* [PROBLEM REQUIREMENTS]: From the entries that follow, pick out all lines holding "value".

◆ ◆ ◆

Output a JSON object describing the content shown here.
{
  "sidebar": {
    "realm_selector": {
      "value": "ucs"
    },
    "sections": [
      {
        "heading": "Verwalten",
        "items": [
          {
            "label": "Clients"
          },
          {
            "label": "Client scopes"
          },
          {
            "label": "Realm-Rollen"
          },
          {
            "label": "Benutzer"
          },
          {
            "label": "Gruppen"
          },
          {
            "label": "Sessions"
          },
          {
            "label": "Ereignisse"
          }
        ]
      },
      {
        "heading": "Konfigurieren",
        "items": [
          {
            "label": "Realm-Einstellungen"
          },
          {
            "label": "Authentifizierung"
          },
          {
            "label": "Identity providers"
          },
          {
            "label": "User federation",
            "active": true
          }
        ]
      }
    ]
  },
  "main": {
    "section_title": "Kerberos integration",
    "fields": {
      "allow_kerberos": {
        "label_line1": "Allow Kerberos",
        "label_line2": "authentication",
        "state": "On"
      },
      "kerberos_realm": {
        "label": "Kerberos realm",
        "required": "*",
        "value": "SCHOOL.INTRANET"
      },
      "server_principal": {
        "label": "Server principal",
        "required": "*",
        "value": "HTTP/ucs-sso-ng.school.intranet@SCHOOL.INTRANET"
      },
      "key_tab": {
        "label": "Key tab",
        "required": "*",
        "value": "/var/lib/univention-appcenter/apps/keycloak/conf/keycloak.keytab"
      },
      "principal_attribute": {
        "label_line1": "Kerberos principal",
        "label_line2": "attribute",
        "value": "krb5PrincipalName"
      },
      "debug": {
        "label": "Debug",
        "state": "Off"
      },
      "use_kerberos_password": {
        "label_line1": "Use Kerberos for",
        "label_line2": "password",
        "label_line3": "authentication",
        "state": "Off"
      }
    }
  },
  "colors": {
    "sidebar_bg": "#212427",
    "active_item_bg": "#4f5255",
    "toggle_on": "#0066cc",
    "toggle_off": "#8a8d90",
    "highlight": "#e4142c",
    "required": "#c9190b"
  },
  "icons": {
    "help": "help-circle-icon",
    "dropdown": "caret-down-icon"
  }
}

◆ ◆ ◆

* [REPLY]:
      "value": "ucs"
        "value": "SCHOOL.INTRANET"
        "value": "HTTP/ucs-sso-ng.school.intranet@SCHOOL.INTRANET"
        "value": "/var/lib/univention-appcenter/apps/keycloak/conf/keycloak.keytab"
        "value": "krb5PrincipalName"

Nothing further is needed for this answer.